Start of Given entries

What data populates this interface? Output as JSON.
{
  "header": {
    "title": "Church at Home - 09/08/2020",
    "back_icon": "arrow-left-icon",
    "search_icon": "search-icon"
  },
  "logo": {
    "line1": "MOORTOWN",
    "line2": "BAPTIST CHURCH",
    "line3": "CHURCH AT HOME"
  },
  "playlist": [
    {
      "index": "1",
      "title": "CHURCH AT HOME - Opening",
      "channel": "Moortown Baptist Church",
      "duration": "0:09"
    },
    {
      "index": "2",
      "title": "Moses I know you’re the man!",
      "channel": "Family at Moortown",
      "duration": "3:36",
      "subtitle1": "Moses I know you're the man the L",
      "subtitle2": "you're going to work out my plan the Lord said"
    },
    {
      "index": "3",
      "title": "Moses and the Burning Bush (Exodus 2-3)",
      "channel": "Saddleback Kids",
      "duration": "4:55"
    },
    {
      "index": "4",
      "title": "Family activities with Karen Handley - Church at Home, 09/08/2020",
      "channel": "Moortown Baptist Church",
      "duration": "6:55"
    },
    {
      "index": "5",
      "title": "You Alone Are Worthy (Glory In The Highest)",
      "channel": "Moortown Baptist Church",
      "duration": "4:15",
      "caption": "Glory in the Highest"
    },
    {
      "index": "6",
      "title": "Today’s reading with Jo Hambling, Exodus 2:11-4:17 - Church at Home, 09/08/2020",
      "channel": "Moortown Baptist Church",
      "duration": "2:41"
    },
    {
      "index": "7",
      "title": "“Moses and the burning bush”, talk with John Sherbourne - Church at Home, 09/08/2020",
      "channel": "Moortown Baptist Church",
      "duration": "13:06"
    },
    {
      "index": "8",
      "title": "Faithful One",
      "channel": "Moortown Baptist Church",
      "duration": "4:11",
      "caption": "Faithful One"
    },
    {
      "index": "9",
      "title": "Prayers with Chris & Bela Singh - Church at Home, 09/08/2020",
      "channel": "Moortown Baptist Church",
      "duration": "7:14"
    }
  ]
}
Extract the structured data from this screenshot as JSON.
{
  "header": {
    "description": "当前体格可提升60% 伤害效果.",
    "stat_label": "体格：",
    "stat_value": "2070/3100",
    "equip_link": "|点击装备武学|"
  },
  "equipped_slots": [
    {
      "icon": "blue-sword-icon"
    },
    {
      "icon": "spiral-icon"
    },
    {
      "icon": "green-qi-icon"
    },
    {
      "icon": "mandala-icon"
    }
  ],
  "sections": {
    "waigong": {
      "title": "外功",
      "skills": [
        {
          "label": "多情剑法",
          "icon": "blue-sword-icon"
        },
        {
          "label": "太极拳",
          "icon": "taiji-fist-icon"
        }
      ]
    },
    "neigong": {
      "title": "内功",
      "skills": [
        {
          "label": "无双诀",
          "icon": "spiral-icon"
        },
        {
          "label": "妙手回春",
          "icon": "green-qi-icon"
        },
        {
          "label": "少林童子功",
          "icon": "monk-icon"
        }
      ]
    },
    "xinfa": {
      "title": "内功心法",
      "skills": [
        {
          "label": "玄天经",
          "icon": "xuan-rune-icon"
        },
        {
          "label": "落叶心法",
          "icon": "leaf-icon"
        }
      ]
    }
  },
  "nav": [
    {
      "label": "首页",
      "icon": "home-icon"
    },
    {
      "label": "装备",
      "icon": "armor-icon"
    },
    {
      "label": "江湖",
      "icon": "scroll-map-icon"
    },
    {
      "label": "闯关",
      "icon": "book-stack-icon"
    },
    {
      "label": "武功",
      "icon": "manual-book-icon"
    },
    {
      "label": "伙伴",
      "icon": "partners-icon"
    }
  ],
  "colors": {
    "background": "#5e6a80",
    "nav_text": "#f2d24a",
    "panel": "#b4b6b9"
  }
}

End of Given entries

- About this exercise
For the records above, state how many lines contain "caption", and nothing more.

- Your response
2